Chronic pain is often a complex condition which nutrition can have a direct impact on through:

  • Inflammation in the joints and throughout the body
  • The pressure on back and joints from weight gain
  • Food allergies and intolerances
  • Side effects of medications which reduce appetite and gastrointestinal symptoms
  • Hormone imbalance and appetite changes from sleep disturbances

Inflammation and Chronic Pain

There are two types of fats that seem to have a significant impact on inflammation and pain in the body. These two fats compete for the same enzymes and they work in opposite ways. Omega-3 fats reduce inflammation and Omega-6 increases inflammation (Goldberg 2007). Eating more omega-3 than omega-6 (some research suggests a ratio of 4:1 is optimum) is needed to see the benefits.

Oily fish is an excellent source of omega-3, however, plant sources of the essential oil have limited benefits in the body. A dietitian can help you get the right mix of fats to give you greatest benefits and advise if a supplement is needed.

Weight Changes and Chronic Pain 

People with chronic pain may be at increased risk of weight changes through reduced ability to move freely and be active, eating for comfort, greater reliance on convenience foods and the effect of hormone changes and tiredness on appetite. Carrying excess weight may put greater stress on joints, promote inflammation throughout the body and contribute to psychological stress (Zdziarski 2015). Losing excess weight has been reported to reduce pain, inflammation and depression while sleep quality improved (Senna 2012)

Unintended weight loss can lead to loss of lean muscle and strength, tiredness and risk of nutritional deficiencies. A dietitian can help you make every mouthful count so you don’t need to eat large quantities when your appetite is reduced.

Food Allergy and Intolerances

An untreated food allergy or intolerance can lead to symptoms that can exacerbate pain. Symptoms of food allergies and intolerances can include migraines, muscle & joint pain, fatigue and sleep disturbances, eczema and rashes, reflux and nausea, abdominal cramps and bloating, constipation and diarrhoea (Skypala 2015ASCIA 2014). A specialist allergy dietitian can help you identify any links between your symptoms and food.

Healthy convenience food when cooking isn’t on the menu

Cooking may be the last thing on your mind when you are tired and are in chronic pain. A dietitian can suggest lots of ideas for healthy and nutritious food that is either quick or simple to make yourself or identify good ready-made and take-away alternatives. Eating a limited diet can put you at risk of nutritional deficiencies. A dietitian can identify the nutrient deficiencies you are at most of and advice on the best foods to boost your intake.

Clear the confusion

There is a lot of information in the media about supplements and particular foods which may help or hinder chronic pain. But not all of this information is accurate.
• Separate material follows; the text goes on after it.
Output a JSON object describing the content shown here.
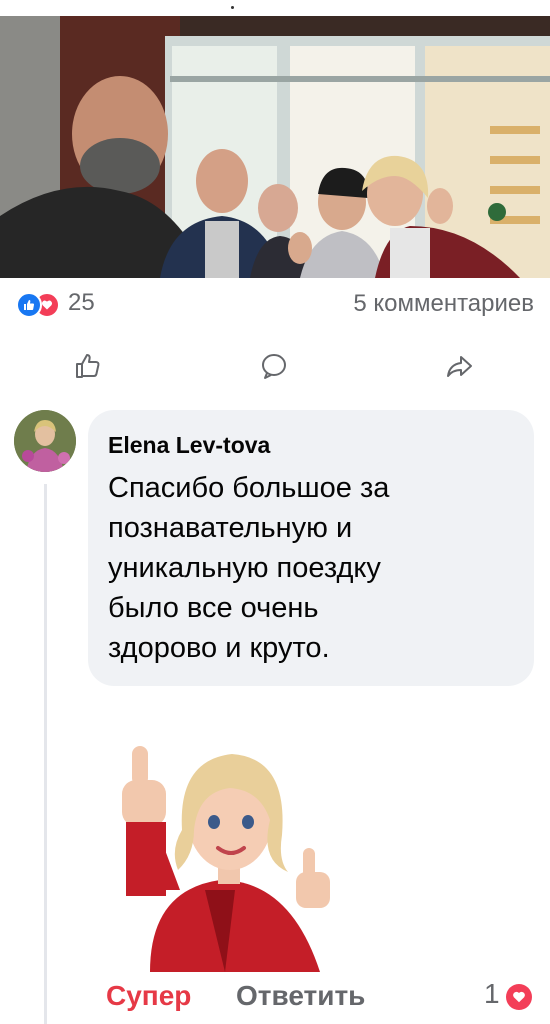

Our dietitians regularly assess the evidence to identify the approaches which likely to be the most effective without causing additional harm.

For example, anti-inflammatory effects of turmeric have been well-documented but research has shown the benefits are likely to be only seen when taking a supplement of the active ingredient curcumin. If you are on any medication however you should check with your GP before starting a supplement – Turmeric/Curcumin is known to interact with 75 medications!  Other supplements such as high-dose antioxidants can be toxic to the body and worsen symptoms so dietary sources are your best bet!
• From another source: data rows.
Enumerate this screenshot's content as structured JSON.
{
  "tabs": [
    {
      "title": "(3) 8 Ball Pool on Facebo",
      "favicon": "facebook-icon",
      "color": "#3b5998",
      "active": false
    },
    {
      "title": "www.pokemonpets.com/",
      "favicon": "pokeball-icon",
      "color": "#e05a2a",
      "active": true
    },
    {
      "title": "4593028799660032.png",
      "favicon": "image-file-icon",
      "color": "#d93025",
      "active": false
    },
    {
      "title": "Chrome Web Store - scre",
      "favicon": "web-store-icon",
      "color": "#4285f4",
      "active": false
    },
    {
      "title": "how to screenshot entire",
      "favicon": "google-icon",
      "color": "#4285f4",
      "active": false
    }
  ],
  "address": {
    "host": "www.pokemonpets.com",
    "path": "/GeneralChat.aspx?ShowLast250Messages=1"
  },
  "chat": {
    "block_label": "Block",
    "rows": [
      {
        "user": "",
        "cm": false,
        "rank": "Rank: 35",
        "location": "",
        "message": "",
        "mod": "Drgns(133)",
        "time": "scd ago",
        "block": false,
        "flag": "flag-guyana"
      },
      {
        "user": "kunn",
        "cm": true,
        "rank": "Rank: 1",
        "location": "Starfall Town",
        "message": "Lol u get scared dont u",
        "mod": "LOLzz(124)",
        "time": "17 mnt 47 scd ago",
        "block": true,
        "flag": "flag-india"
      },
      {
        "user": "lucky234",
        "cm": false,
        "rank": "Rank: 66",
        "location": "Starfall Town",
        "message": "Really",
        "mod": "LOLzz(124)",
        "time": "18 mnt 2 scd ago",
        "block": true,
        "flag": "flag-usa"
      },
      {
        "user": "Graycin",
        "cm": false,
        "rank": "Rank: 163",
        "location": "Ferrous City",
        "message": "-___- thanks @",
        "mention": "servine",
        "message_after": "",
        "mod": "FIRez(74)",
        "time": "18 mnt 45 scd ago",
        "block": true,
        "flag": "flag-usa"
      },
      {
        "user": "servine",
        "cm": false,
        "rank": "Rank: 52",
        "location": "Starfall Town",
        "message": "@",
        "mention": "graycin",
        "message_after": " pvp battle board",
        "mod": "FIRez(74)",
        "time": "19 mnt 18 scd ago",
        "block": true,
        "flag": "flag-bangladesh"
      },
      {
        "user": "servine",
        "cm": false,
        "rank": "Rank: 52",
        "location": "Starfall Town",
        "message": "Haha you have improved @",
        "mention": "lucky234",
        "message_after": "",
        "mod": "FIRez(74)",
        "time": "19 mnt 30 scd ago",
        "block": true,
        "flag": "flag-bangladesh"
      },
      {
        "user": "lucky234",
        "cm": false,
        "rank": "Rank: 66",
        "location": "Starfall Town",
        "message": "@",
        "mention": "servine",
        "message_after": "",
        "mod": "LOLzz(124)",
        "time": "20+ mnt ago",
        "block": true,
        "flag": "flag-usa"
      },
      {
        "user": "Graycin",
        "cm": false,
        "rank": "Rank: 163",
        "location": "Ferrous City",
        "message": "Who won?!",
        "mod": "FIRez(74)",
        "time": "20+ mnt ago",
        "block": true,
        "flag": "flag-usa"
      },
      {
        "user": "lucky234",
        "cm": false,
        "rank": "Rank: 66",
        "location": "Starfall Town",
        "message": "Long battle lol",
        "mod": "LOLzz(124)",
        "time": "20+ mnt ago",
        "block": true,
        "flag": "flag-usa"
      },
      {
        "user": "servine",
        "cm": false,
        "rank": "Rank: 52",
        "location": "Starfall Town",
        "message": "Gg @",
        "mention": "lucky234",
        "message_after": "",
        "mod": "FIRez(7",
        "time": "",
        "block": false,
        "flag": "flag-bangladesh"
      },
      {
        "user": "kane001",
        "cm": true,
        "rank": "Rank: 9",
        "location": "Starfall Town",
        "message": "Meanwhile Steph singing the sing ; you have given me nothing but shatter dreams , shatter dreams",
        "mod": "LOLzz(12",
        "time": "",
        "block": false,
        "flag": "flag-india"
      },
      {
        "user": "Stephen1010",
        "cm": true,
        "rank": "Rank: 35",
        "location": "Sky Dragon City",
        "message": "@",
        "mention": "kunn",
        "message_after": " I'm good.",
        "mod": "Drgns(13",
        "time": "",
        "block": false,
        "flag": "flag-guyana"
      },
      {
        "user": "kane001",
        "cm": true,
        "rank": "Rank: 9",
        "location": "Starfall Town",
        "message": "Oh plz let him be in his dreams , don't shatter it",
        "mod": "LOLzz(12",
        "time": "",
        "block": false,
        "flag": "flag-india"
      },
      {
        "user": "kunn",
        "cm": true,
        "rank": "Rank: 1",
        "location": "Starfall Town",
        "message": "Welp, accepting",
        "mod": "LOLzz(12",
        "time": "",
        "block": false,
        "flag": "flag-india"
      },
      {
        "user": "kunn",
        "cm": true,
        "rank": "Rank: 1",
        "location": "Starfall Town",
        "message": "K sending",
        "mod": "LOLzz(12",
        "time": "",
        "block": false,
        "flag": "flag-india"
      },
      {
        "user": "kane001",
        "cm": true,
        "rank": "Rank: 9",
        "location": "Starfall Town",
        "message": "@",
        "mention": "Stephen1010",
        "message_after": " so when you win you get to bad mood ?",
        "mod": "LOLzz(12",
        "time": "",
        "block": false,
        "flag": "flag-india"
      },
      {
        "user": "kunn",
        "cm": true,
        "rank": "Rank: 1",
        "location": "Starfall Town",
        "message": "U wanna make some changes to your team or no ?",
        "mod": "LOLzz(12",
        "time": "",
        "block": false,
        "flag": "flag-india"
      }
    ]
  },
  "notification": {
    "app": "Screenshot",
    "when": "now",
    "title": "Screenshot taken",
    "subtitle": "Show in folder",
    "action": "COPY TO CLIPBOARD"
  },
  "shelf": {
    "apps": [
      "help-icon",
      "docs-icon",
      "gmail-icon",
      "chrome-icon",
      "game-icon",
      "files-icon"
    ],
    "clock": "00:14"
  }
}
So how do you get started?

Choosing the right diet for you is a personal decision which should take into consideration your lifestyle, food preferences and medical history. A dietitian can guide you through that process and identify the diet most likely to work for you as well as provide lots of practical information to get you started and stay on track such as recipes, meal plans and shopping guides.

To get more help with chronic pain, book an appointment with one of our dietitians below.

Anna Darcy, Accredited Practising Dietitian

Anna D'Arcy

Anna is an Accredited Practising Dietitian and co-director of My Nutrition Clinic who has worked for over two decades in the development and delivery of weight management programmes for adults and children. Anna has a Masters of Nutrition and Dietetics along with a Masters in Public Health and has worked in both Australia and London (UK). 


Favourite nutrition areas:

Weight management

Bariatric surgery


Eating Disorders

Gut issues

Credentialed Eating Disorder Dietitian


Tess Hartley

Tess is an Accredited Practising Dietitian who graduated from Griffith University and grew up in Queensland. Tess is passionate about working with people and building trusting relationships by providing accurate nutrition information that helps people reach their goals. Tess is great at making people feel at ease talking about their diet and health goals and is great at explaining how food and nutrition impact health.  Tess has an interest in:

IBS and other gastrointestinal conditions

Weight management


Women's health

Chronic disease management

Home Enteral Nutrition (HEN)